A: (I did actually have someone ask this question verbatim last week, and they used the phrase “less puny” which I thought was pretty funny. I asked her about that particular choice of words, and what she specifically meant was she wanted to be able to things which require strength, but did not want to necessarily end up looking like She-Hulk.) Good news! Not only will you not turn into a green-skinned She-Hulk by doing calisthenics exercises, you can get started right now and not buy a darned thing! I absolutely love that about the ideas in Convict Conditioning. My friend who asked this question is wanting to eventually do legit full push ups, and is currently able to do them from the knees. After our discussion, she’s going to be continuing to work on the pushups, but with straight legs and with her hands raised on a bench height, and instead of doing a bunch of crunches, she’s now working on intense plank practice, cross-core coordination exercises from a crawling (knees off the floor, only hands and toes down, knees are bent though) position. She’s also working on the first step towards pull ups from Convict Conditioning. It’s all great stuff and she can get it all done at home!

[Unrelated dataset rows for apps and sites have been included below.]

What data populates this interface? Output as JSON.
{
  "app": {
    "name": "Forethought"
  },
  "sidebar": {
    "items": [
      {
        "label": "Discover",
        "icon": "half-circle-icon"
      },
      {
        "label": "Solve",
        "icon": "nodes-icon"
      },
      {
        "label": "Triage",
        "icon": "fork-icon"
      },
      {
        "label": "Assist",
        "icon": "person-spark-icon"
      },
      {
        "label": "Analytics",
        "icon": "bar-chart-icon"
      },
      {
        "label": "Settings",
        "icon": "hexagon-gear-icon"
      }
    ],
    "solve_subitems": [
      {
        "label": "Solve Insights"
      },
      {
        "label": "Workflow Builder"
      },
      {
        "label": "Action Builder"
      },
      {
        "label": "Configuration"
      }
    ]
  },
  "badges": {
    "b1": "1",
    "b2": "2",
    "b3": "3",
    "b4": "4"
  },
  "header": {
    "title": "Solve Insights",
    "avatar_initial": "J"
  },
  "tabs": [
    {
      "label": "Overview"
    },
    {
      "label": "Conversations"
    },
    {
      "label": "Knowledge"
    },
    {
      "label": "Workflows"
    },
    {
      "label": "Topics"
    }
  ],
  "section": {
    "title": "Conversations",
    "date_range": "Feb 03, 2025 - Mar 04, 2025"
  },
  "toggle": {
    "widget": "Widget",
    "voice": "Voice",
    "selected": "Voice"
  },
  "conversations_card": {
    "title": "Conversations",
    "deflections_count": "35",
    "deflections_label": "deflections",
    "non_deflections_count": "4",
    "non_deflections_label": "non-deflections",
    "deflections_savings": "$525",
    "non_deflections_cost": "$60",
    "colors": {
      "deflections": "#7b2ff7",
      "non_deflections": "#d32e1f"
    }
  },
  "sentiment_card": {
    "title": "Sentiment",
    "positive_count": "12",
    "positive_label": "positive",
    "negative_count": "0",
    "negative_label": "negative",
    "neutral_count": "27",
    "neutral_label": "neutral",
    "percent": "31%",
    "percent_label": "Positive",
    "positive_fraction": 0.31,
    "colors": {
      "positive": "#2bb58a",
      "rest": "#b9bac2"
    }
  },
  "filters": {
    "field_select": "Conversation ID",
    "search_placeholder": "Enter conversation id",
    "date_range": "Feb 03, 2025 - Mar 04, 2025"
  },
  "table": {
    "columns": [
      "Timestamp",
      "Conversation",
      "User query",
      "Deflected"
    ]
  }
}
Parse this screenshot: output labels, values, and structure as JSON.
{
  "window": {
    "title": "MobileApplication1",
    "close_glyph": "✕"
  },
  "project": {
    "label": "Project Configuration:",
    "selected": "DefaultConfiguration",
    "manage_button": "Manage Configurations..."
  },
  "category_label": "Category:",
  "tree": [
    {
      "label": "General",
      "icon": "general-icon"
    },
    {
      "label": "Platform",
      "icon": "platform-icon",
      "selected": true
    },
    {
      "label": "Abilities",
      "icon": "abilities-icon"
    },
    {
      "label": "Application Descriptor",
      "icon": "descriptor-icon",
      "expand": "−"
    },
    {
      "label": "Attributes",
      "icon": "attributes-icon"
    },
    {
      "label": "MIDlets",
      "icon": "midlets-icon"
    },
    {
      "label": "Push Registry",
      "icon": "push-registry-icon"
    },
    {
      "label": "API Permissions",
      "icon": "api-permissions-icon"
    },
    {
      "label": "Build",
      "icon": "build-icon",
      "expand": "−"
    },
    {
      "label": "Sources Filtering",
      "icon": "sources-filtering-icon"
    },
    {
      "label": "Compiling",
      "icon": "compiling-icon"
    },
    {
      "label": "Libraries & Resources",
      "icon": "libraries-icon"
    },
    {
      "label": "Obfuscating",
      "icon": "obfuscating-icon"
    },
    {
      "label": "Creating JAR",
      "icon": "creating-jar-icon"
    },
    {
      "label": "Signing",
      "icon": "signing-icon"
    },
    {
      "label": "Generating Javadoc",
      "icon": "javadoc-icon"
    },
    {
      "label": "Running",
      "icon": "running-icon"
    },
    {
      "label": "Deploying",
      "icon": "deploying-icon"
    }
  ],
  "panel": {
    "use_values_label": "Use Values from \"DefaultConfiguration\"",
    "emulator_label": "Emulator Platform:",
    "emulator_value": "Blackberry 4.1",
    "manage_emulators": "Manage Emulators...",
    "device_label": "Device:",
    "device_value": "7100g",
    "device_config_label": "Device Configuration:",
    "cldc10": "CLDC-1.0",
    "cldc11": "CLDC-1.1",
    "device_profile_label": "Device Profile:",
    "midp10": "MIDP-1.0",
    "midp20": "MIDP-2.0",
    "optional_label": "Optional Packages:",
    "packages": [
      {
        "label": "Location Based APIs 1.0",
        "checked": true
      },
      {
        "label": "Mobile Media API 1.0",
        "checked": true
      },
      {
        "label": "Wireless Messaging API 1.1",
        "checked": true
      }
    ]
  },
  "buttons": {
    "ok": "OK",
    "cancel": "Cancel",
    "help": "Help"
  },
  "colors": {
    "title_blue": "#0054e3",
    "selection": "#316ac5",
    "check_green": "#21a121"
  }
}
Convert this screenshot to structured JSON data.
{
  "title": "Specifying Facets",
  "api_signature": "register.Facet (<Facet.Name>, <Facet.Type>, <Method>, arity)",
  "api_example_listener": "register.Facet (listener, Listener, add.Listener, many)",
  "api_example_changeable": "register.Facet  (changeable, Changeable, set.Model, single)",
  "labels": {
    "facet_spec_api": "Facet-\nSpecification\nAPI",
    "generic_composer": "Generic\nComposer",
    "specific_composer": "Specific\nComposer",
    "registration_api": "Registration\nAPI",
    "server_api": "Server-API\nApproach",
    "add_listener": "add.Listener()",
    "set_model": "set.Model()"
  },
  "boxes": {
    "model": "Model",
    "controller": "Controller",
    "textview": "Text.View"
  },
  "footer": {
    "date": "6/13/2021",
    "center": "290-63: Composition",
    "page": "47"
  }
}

Q: How do I get rid of THIS!?!? (Person asking question grabs their tricep area and shakes vigorously while scowling)
A: By making the tricep a little bigger, and dialing in your food! Tricep-activating exercises like dips, “self assisted” at first (keep your feet under you, applying just enough “help” to get you moving) or with a band or training partner can also help. Also working on push ups or the “chaturanga” set of movements in yoga will go a long way. But cleaning up the diet, getting rid of excess sugars, alcohol etc. seems to speed this process amazingly. Personally, a low carb Primal Blueprint-like food approach works great for me. Find what is sustainable and works for you!

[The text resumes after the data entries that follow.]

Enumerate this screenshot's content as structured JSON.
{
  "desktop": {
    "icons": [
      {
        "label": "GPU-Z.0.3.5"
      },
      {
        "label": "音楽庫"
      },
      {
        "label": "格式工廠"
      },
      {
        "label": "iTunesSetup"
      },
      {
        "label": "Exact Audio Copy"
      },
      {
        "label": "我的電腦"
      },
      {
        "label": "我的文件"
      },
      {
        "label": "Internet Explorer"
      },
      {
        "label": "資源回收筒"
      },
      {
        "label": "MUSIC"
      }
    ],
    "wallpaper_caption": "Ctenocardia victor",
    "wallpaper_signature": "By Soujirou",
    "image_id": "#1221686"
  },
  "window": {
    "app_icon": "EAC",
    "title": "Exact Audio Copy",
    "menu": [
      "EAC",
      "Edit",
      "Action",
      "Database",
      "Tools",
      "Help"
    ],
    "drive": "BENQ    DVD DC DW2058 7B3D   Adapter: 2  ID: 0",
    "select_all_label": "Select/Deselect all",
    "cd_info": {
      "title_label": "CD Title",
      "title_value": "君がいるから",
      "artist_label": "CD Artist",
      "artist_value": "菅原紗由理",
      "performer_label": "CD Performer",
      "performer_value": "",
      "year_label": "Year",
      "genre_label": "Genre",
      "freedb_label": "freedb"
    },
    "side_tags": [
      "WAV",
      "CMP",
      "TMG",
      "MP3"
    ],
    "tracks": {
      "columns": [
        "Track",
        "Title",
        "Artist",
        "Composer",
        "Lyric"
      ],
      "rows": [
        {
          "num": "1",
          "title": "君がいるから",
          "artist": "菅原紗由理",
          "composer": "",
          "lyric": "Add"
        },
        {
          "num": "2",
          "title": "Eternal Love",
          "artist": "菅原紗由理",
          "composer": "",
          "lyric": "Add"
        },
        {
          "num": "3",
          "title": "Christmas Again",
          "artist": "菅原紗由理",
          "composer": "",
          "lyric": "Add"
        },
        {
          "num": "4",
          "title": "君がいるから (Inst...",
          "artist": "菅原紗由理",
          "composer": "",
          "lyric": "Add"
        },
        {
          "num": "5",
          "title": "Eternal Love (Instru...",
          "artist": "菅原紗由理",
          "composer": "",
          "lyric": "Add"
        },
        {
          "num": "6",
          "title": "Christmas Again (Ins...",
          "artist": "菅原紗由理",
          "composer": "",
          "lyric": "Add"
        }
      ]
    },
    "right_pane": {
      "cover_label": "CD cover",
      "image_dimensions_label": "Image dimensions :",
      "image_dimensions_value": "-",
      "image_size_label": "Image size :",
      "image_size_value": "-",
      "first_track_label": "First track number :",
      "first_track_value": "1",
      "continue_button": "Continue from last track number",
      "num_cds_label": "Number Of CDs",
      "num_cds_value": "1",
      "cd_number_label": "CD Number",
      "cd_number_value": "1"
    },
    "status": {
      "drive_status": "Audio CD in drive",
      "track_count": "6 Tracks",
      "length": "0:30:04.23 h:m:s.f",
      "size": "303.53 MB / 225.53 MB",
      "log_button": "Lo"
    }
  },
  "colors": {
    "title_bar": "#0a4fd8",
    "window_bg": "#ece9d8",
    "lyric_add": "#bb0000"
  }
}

Q: What do kettlebells do to your arms?
A: As discussed above, they can really develop and shape the forearms, develop a nice solid grip, and assist in both building muscle and reducing fat. All these things lead to nice shapely arms for all genders! HURRAH! Sometimes women get concerned that kettlebells might make their arms “too big” in that case it’s important to see what’s going on with body composition – are the newly activated arm muscles really getting that “big” or are they simply appearing that way due to a layer of extra body fat. The truth of the matter is, it’s usually a body fat issue. HOWEVER… that’s not always the case. Defined muscles on women is still (surprisingly) kind of shocking to some people (women included) outside of the fitness industry. What I think of as “normal and healthy looking” isn’t the same as what is seen on TV, movies, and those dreaded “women’s magazines”. So many times the female arms displayed in mainstream media have hardly any muscle at all — and if that’s the goal, kettlebells may work against you. I would encourage you however to closely examine those ideals and consider how good muscle tone and a little development can help us stay young looking for longer and longer. Besides – all extra muscle burns more fat and helps us maintain the beautiful, healthy, strong and active bodies that allow for fun and adventurous lives!
*Extensor work–you know those big rubber bands you get on all the fresh organic broccoli I know you’re buying? Those are GREAT to counteract some of that grip work. Just place the rubber band around your thumb and fingertips then gently stretch the band using only those fingers. The other thing you can do is to perform careful fingertip push ups (from the feet or from the knees, or even just holding that top position from feet or knees). Be gentle with those little muscles and tendons of the hands while working to keep them in balance. Trust me it’s worth it!!